RECORDS SUPPLIED START

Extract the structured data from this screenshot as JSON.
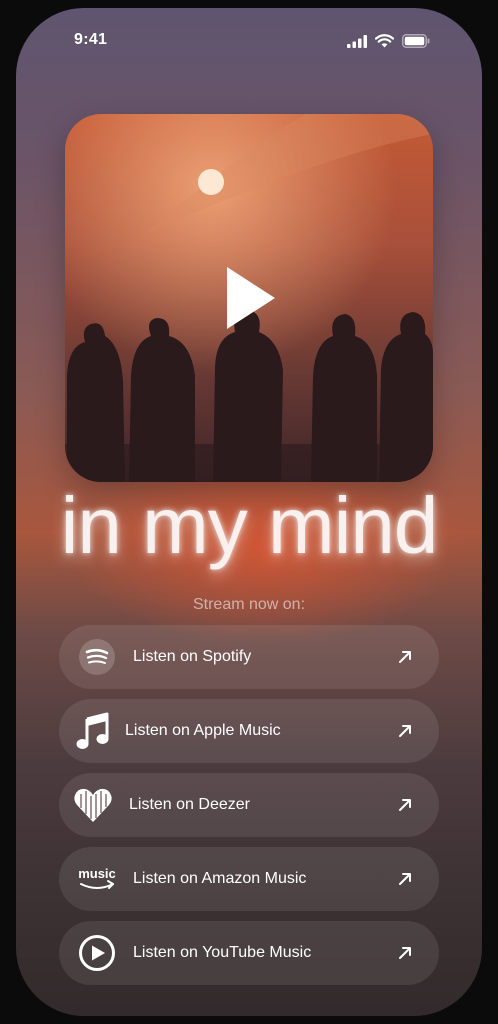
{
  "status_bar": {
    "time": "9:41"
  },
  "song": {
    "title": "in my mind"
  },
  "stream_label": "Stream now on:",
  "links": [
    {
      "label": "Listen on Spotify",
      "icon": "spotify-icon"
    },
    {
      "label": "Listen on Apple Music",
      "icon": "apple-music-icon"
    },
    {
      "label": "Listen on Deezer",
      "icon": "deezer-icon"
    },
    {
      "label": "Listen on Amazon Music",
      "icon": "amazon-music-icon"
    },
    {
      "label": "Listen on YouTube Music",
      "icon": "youtube-music-icon"
    }
  ],
  "amazon_icon_text": "music",
  "colors": {
    "accent": "#d9573a",
    "background": "#0b0b0c"
  }
}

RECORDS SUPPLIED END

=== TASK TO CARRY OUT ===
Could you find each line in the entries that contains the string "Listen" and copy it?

=== RESPONSE AREA ===
      "label": "Listen on Spotify",
      "label": "Listen on Apple Music",
      "label": "Listen on Deezer",
      "label": "Listen on Amazon Music",
      "label": "Listen on YouTube Music",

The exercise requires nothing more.